Syntrio is committed to helping businesses avoid costly incidents associated with employment discrimination. We are also able to custom-tailor our courses to fit the needs of your business. Contact for more information about our Preventing Religious Discrimination online courses for employees and management and remember to follow us on Twitter, Google Plus and LinkedIn for daily updates on compliance that impact your company

“Survey Says:” Not Enough Training for Corporate Directors

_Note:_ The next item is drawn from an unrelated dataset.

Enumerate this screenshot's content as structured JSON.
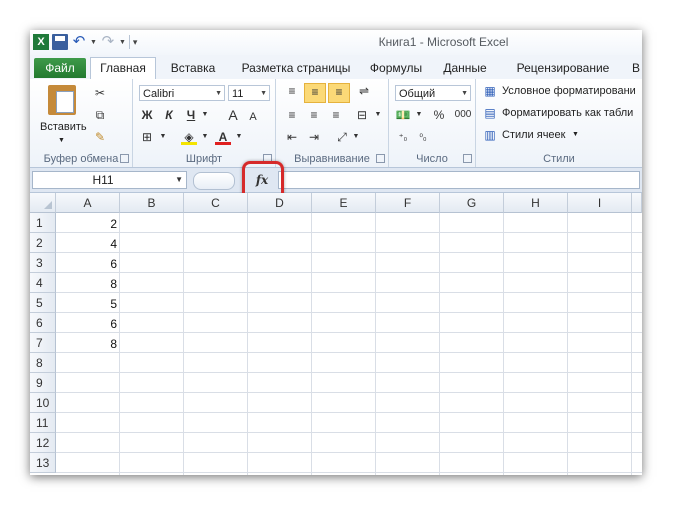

Your company may feel like it is doing all it can to train managers and employees. You may even feel like the amount of training needed is oppressive, and difficult to keep up with. Compliance Officers, Human Resources Professionals, Cyber Security Directors: Everyone is realizing the value of training to accomplishing their specific compliance goals. But are the decision-makers and those pulling the finance strings actually practicing what they preach? A recent survey by e-learning provider Navex Global revealed the answer is a resounding no.

The survey interviewed 644 ethics and compliance professionals, and found that companies continue to under-train their boards of directors on data privacy, workplace harassment, conflicts of interest, and other ethical dilemmas when compared with other members of the company. This result is perplexing to say the least given that these individuals are responsible for managing not only the finances of a corporation, but its overall direction and oversight. 

The risks of leaving board members in the dark on training issues are real. First and foremost, failing to train c-suite executives and boards of directors on issues such as cyber security and workplace harassment threatens compliance programs before they have a chance to get started. Indeed, when conducting a compliance initiative the first members of the organization who should be consulted are those individuals who hold the power to approve funding for that program.

At Syntrio we preach a top-down philosophy of compliance, where leaders and decision makers not only embrace training and compliance, but are knowledgeable and educated on these issues as well. When board members are not encouraged to be involved in a training and compliance program they are proven to be less likely to approve financing for these programs as a whole. From the top the pyramid can crumble.

Second, when you hear of a major harassment issue in the workplace that makes major news the perpetrator is more often than not a high level executive, and often a board member. Just last week we saw Fox News Chairman and CEO Roger Ailes resign amid horrific allegations of sexual harassment. Ailes was accused of psychologically abusing and harassing subordinate employees for over 20 years. This story was of course just the latest in a long line of executive and board compliance failures to happen in recent weeks. Given that only 12% of the 644 compliance professionals surveyed responded they are training board members on workplace harassment these stories seem far less surprising.

The subjective news stories match the quantitative data and confirm your thoughts. High-level executives get into more compliance-related trouble than others in large part because they receive less training on how to avoid them. Syntrio is a leader in the ethics and compliance field, with an innovative philosophy towards compliance program design and engaging, entertaining, and thought-provoking content. We want your company to be a leader in training your executives and board members on the issues that can derail the company quickly.

Contact for more information about our ethics and compliance online courses for and remember to follow us on TwitterGoogle Plus and LinkedIn for daily updates on compliance that impact your company!